TASK TO COMPLETE: No pictures go in the copy. Restate, word for word, each line from the one containing "Parse this screenshot: output" through the last line below.

DATASET RECORDS:

- Opening Delimiter -

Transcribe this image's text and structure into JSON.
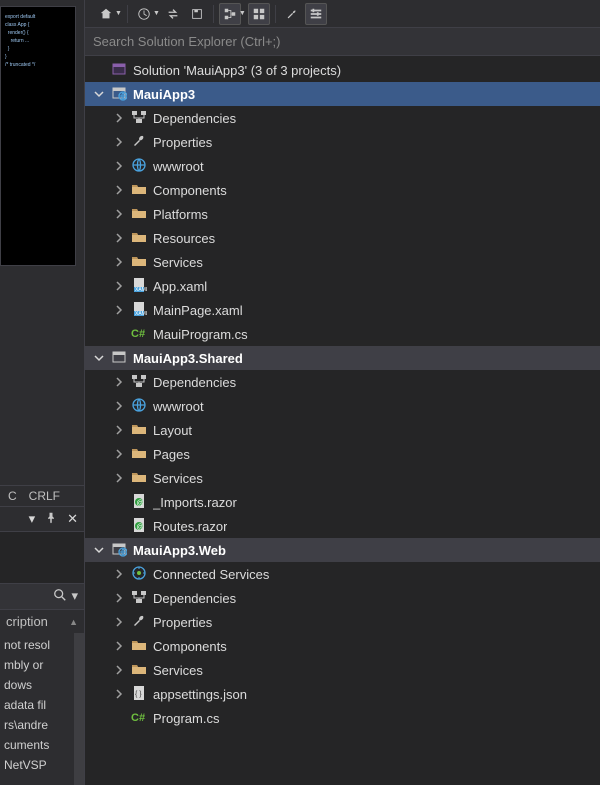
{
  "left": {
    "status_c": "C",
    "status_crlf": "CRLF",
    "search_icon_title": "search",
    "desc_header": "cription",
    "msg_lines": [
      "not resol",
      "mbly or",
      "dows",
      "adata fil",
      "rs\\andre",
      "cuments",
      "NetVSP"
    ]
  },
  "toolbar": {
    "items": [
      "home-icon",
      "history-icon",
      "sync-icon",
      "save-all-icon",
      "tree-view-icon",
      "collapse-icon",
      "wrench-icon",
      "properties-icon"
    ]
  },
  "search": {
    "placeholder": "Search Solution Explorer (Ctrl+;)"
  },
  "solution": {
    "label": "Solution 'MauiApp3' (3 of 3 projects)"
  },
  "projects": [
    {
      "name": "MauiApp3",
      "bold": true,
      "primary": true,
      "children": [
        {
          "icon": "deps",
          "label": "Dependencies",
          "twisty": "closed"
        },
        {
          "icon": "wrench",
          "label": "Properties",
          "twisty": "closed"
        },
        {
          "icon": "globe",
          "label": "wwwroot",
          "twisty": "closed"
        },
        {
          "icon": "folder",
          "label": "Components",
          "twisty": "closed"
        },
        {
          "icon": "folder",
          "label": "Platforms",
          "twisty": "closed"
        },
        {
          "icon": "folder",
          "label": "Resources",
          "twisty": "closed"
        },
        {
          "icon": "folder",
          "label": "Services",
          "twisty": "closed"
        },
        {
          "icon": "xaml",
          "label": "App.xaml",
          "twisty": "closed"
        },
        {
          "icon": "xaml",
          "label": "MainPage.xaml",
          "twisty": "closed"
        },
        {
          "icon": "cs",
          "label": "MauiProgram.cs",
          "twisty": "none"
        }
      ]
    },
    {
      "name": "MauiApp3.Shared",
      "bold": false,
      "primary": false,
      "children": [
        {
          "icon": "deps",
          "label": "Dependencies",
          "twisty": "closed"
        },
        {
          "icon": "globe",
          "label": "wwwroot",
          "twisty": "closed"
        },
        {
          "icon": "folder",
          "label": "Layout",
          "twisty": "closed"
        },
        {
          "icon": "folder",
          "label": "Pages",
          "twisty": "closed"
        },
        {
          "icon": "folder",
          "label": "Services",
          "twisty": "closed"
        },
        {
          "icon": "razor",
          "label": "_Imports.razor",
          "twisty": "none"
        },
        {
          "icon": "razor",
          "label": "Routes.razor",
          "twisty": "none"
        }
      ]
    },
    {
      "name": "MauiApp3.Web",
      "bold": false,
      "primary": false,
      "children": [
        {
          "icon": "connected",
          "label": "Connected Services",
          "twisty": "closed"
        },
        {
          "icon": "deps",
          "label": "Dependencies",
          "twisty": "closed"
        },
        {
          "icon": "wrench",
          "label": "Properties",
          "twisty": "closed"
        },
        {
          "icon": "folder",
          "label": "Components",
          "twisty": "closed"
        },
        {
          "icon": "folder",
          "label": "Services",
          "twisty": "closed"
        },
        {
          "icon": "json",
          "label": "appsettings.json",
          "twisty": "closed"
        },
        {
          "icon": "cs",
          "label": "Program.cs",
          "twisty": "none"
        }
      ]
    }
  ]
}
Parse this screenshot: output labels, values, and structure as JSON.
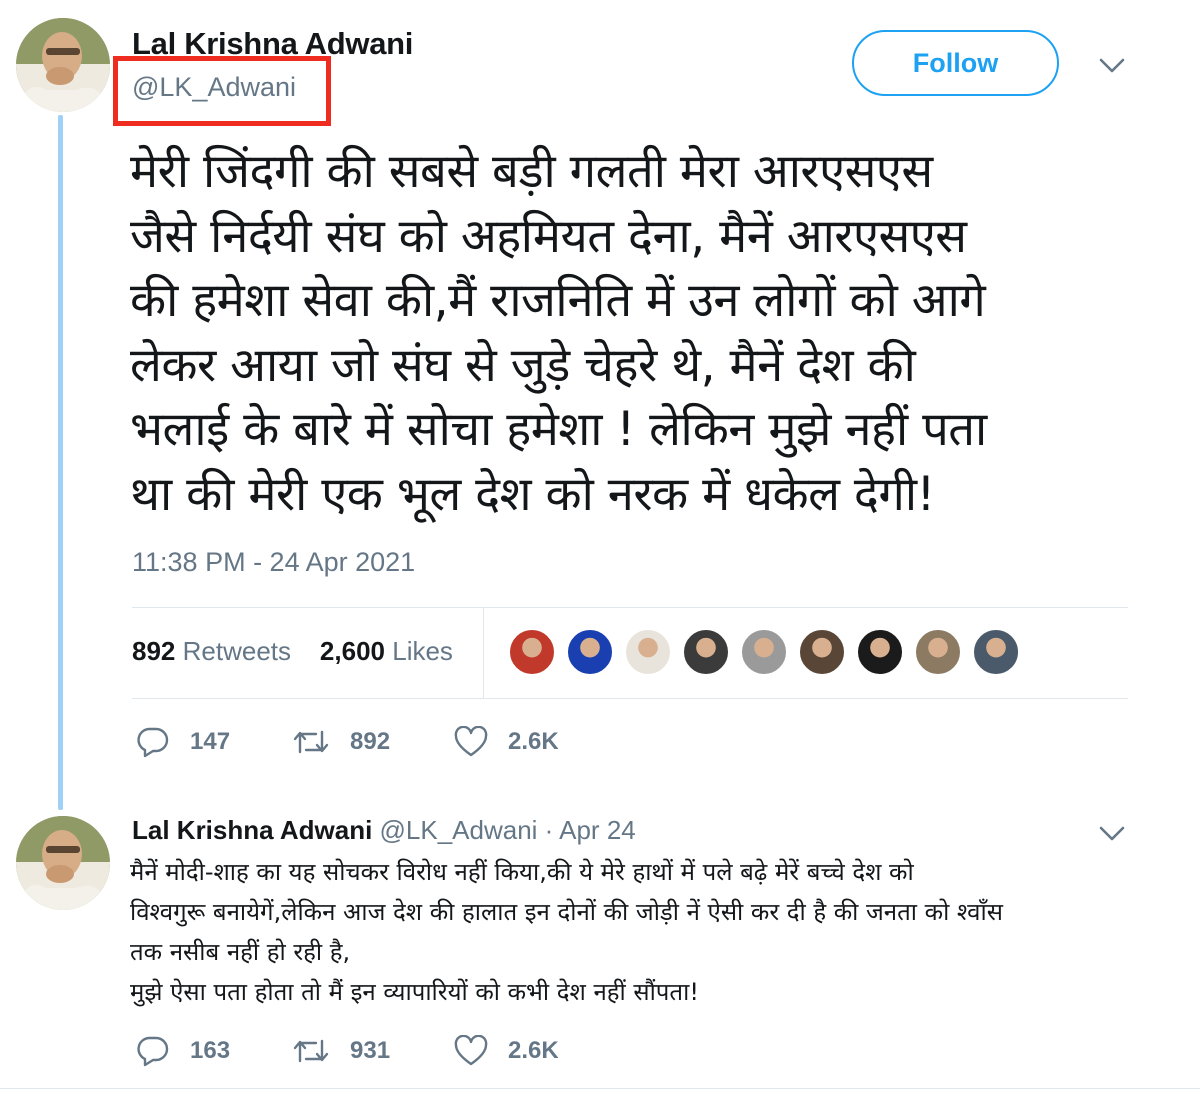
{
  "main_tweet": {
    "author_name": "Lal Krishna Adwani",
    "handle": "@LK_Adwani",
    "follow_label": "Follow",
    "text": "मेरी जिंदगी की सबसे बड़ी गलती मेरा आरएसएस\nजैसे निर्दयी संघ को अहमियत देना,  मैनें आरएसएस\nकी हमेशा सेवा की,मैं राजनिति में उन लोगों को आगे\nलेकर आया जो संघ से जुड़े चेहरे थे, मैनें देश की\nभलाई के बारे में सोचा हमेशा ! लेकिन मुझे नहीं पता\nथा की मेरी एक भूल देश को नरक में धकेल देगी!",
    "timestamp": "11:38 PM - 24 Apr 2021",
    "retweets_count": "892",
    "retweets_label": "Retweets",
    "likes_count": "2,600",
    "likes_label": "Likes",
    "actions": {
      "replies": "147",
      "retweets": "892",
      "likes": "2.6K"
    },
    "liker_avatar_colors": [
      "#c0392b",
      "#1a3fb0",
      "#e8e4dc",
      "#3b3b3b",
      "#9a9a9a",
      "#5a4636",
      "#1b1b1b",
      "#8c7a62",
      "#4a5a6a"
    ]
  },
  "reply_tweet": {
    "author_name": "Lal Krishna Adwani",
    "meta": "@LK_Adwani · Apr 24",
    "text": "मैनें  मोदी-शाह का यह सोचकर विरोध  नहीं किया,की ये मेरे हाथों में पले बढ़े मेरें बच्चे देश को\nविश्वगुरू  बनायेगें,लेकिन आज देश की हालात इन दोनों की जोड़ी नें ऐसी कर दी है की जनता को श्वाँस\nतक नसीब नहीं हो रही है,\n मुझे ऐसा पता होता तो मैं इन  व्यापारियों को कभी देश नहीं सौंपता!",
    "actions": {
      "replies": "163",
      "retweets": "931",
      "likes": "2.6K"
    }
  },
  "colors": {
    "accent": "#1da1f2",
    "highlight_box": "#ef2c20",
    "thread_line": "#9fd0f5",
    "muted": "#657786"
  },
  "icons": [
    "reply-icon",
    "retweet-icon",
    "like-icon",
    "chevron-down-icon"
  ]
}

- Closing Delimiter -

EXERCISE RESPONSE:
Parse this screenshot: output labels, values, and structure as JSON.
{
  "main_tweet": {
    "author_name": "Lal Krishna Adwani",
    "handle": "@LK_Adwani",
    "follow_label": "Follow",
    "text": "मेरी जिंदगी की सबसे बड़ी गलती मेरा आरएसएस\nजैसे निर्दयी संघ को अहमियत देना,  मैनें आरएसएस\nकी हमेशा सेवा की,मैं राजनिति में उन लोगों को आगे\nलेकर आया जो संघ से जुड़े चेहरे थे, मैनें देश की\nभलाई के बारे में सोचा हमेशा ! लेकिन मुझे नहीं पता\nथा की मेरी एक भूल देश को नरक में धकेल देगी!",
    "timestamp": "11:38 PM - 24 Apr 2021",
    "retweets_count": "892",
    "retweets_label": "Retweets",
    "likes_count": "2,600",
    "likes_label": "Likes",
    "actions": {
      "replies": "147",
      "retweets": "892",
      "likes": "2.6K"
    },
    "liker_avatar_colors": [
      "#c0392b",
      "#1a3fb0",
      "#e8e4dc",
      "#3b3b3b",
      "#9a9a9a",
      "#5a4636",
      "#1b1b1b",
      "#8c7a62",
      "#4a5a6a"
    ]
  },
  "reply_tweet": {
    "author_name": "Lal Krishna Adwani",
    "meta": "@LK_Adwani · Apr 24",
    "text": "मैनें  मोदी-शाह का यह सोचकर विरोध  नहीं किया,की ये मेरे हाथों में पले बढ़े मेरें बच्चे देश को\nविश्वगुरू  बनायेगें,लेकिन आज देश की हालात इन दोनों की जोड़ी नें ऐसी कर दी है की जनता को श्वाँस\nतक नसीब नहीं हो रही है,\n मुझे ऐसा पता होता तो मैं इन  व्यापारियों को कभी देश नहीं सौंपता!",
    "actions": {
      "replies": "163",
      "retweets": "931",
      "likes": "2.6K"
    }
  },
  "colors": {
    "accent": "#1da1f2",
    "highlight_box": "#ef2c20",
    "thread_line": "#9fd0f5",
    "muted": "#657786"
  },
  "icons": [
    "reply-icon",
    "retweet-icon",
    "like-icon",
    "chevron-down-icon"
  ]
}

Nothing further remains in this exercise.